You Need To Stop Comparing Yourself To Your Friends
Easier said than done, we know, but life’s too short to worry about what everyone else is doing.
If you’re a real life human and not in fact a robot here to take over the world, then chances are one of your favourite pastimes is to compare every single aspect of your life to your friends.
Whether it’s because they’ve just met the man of their dreams at Euston Station, discovered a life-changing eyebrow technician who makes them look like Kendall Jenner or somehow managed to buy a flat in London despite constantly moaning about never having any money, your first thought is no doubt going to be about how sh*t your own situation is.
Wait! Before you continue, check out these guys and girls trying to navigate their way around a dick >>>
But as you’re probably aware, because you’re an intelligent human being after all, THIS IS NOT HEALTHY. And it’s not because of all that ‘you’re exactly where you’re supposed to be in your journey’ rubbish, but simply because life’s too short to stress about what your mates are doing 24/7.
Newsflash: It’s doing absolutely nothing for your self-esteem.
Spending every waking minute worrying about what other people are doing will leave your self-esteem non-existent, what with giving yourself zero time to get your own sh*t done.
And while it’s all fun and games to spend your evening in an anxiety ridden mess going over and over about how successful the girl you used to sit next to in geography is, take the time to reflect on your own successes. Even if they boil down to great eyebrows, an A in GCSE maths and the ability to do that weird 'okrr' Kardashian thing.
Other people are doing the exact same thing to you.
It may come as a shock to you but other people are comparing themselves to you all the damn time. Yes, you! Sure, you might not understand why, but that annoying phrase ‘the grass is always greener on the other side’ exists for a reason. Well at least we hope it does, because otherwise just what’s the point.
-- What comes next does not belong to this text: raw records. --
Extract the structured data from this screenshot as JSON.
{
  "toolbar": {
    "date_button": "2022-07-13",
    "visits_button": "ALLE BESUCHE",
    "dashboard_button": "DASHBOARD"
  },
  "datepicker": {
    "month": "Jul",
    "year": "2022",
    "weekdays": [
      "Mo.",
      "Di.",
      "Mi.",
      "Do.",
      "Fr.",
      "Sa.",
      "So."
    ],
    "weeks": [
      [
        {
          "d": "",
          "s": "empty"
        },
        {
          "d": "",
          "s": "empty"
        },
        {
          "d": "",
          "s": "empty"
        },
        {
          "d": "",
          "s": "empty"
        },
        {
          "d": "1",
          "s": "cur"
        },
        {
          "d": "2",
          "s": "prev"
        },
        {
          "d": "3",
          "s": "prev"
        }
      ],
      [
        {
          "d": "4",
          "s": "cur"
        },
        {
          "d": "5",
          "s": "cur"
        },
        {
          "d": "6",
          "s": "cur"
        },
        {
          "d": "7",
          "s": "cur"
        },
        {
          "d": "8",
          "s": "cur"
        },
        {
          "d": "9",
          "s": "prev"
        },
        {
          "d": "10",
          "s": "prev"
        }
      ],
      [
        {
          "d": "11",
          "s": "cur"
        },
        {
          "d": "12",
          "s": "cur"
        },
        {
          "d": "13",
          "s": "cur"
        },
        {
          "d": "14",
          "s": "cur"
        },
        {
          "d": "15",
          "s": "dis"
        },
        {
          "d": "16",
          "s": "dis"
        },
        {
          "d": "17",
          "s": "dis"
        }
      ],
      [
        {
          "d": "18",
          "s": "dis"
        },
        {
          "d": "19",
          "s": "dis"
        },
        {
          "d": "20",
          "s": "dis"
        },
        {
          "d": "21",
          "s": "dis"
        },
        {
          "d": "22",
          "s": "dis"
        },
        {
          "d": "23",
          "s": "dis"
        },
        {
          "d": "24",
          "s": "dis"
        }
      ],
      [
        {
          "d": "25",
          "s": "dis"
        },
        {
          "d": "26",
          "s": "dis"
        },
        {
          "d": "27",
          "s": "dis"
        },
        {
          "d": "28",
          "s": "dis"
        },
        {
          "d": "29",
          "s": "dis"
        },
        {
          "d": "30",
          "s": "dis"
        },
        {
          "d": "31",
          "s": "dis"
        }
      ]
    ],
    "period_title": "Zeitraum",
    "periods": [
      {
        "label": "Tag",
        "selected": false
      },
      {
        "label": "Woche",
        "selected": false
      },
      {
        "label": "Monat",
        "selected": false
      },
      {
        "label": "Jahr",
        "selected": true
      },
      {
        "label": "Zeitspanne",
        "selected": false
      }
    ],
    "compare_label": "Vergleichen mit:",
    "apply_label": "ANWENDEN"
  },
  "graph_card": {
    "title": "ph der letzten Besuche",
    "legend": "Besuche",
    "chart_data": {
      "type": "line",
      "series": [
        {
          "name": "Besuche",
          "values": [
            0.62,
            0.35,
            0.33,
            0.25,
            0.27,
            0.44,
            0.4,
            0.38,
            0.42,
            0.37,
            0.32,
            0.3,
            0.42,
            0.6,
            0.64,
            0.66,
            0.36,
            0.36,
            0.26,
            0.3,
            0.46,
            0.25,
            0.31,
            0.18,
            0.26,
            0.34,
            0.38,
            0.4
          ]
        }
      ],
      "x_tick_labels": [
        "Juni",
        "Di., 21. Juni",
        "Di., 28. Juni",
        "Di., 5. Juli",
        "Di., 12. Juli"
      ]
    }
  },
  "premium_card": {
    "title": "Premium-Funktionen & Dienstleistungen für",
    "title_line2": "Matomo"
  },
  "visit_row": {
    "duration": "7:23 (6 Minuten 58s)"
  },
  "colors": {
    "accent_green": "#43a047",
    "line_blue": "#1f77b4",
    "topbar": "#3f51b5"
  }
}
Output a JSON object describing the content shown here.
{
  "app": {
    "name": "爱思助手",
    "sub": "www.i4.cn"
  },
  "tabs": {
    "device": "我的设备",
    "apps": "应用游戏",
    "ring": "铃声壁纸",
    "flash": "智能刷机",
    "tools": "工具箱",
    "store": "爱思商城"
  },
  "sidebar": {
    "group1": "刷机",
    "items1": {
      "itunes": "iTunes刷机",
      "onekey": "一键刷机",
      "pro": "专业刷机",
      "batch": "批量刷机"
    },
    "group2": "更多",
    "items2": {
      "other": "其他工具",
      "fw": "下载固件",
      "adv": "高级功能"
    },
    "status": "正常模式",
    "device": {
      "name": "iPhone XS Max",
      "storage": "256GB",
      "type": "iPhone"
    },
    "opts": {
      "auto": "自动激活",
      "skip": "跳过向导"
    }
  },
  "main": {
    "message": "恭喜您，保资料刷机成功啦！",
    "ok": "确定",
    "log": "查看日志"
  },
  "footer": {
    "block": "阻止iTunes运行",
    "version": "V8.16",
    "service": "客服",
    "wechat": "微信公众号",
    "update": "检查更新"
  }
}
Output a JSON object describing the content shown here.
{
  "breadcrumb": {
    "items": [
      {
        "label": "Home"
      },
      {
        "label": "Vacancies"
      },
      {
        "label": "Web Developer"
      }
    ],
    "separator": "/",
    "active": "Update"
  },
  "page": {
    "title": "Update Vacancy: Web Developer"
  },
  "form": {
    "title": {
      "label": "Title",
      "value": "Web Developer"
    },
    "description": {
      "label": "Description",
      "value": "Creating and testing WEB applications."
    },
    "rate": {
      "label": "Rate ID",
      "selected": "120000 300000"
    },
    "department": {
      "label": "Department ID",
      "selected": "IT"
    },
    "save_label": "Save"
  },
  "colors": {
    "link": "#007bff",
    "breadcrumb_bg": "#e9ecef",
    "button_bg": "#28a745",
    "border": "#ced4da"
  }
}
It’s getting you further away from your own goals.
While you may feel like you’re drowning in your friend's good news, they’ve only got there (annoyingly) by setting themselves goals. So, try reducing your time spent focussing on other people by a solid 10%, because baby steps, and think about what exactly you want to do with your life. It’s a terrifying thought, we know, but it’s worth it. Maybe. Probably.
You’ll feel happier if you can accept your friend's successes.
If you want one of those hundreds of weights you’ve got balanced on your shoulders to be lifted, then start being happy (or at least faking it) to your friends’ faces. Chances are if you chat to them about it they’ll have a few horror stories in exchange, and you can all laugh about how awful but also kind of okay your lives are.
It’s easier said than done, we know.
Of course, there’s nothing worse than being preached to about being a nicer person when it’s so much easier said than actually done. But on those good days when everything isn’t awful and you can see the silver linings, try thinking a little less sorry for yourself and remember that being a YouTuber is an actual career now, so basically you can make money doing whatever you want. As long as it’s legal, obvs.